* [Instructions to follow] An exact copy of all the entries is what is needed here.
________
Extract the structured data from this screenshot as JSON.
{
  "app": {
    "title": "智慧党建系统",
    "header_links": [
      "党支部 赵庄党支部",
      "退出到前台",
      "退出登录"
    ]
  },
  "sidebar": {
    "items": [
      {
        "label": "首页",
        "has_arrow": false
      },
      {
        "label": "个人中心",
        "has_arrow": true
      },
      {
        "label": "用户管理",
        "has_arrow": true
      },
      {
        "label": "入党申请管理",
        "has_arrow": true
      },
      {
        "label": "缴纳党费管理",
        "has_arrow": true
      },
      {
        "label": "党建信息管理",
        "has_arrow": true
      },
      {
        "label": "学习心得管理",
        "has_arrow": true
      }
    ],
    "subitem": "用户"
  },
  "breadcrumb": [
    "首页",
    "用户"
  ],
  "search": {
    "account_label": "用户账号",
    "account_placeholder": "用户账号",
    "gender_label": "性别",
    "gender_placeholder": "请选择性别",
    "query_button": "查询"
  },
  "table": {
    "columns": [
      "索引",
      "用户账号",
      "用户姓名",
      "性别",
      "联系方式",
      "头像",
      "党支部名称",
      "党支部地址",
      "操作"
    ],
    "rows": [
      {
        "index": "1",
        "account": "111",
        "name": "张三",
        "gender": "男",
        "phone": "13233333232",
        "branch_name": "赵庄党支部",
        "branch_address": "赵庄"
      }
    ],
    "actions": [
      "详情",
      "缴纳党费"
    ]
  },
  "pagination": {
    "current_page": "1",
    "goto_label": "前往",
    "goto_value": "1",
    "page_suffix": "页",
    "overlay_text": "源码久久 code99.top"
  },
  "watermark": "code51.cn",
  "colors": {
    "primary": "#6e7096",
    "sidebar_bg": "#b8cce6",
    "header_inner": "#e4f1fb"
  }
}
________
* [Exercise output]
Extract the structured data from this screenshot as JSON.
{
  "app": {
    "title": "智慧党建系统",
    "header_links": [
      "党支部 赵庄党支部",
      "退出到前台",
      "退出登录"
    ]
  },
  "sidebar": {
    "items": [
      {
        "label": "首页",
        "has_arrow": false
      },
      {
        "label": "个人中心",
        "has_arrow": true
      },
      {
        "label": "用户管理",
        "has_arrow": true
      },
      {
        "label": "入党申请管理",
        "has_arrow": true
      },
      {
        "label": "缴纳党费管理",
        "has_arrow": true
      },
      {
        "label": "党建信息管理",
        "has_arrow": true
      },
      {
        "label": "学习心得管理",
        "has_arrow": true
      }
    ],
    "subitem": "用户"
  },
  "breadcrumb": [
    "首页",
    "用户"
  ],
  "search": {
    "account_label": "用户账号",
    "account_placeholder": "用户账号",
    "gender_label": "性别",
    "gender_placeholder": "请选择性别",
    "query_button": "查询"
  },
  "table": {
    "columns": [
      "索引",
      "用户账号",
      "用户姓名",
      "性别",
      "联系方式",
      "头像",
      "党支部名称",
      "党支部地址",
      "操作"
    ],
    "rows": [
      {
        "index": "1",
        "account": "111",
        "name": "张三",
        "gender": "男",
        "phone": "13233333232",
        "branch_name": "赵庄党支部",
        "branch_address": "赵庄"
      }
    ],
    "actions": [
      "详情",
      "缴纳党费"
    ]
  },
  "pagination": {
    "current_page": "1",
    "goto_label": "前往",
    "goto_value": "1",
    "page_suffix": "页",
    "overlay_text": "源码久久 code99.top"
  },
  "watermark": "code51.cn",
  "colors": {
    "primary": "#6e7096",
    "sidebar_bg": "#b8cce6",
    "header_inner": "#e4f1fb"
  }
}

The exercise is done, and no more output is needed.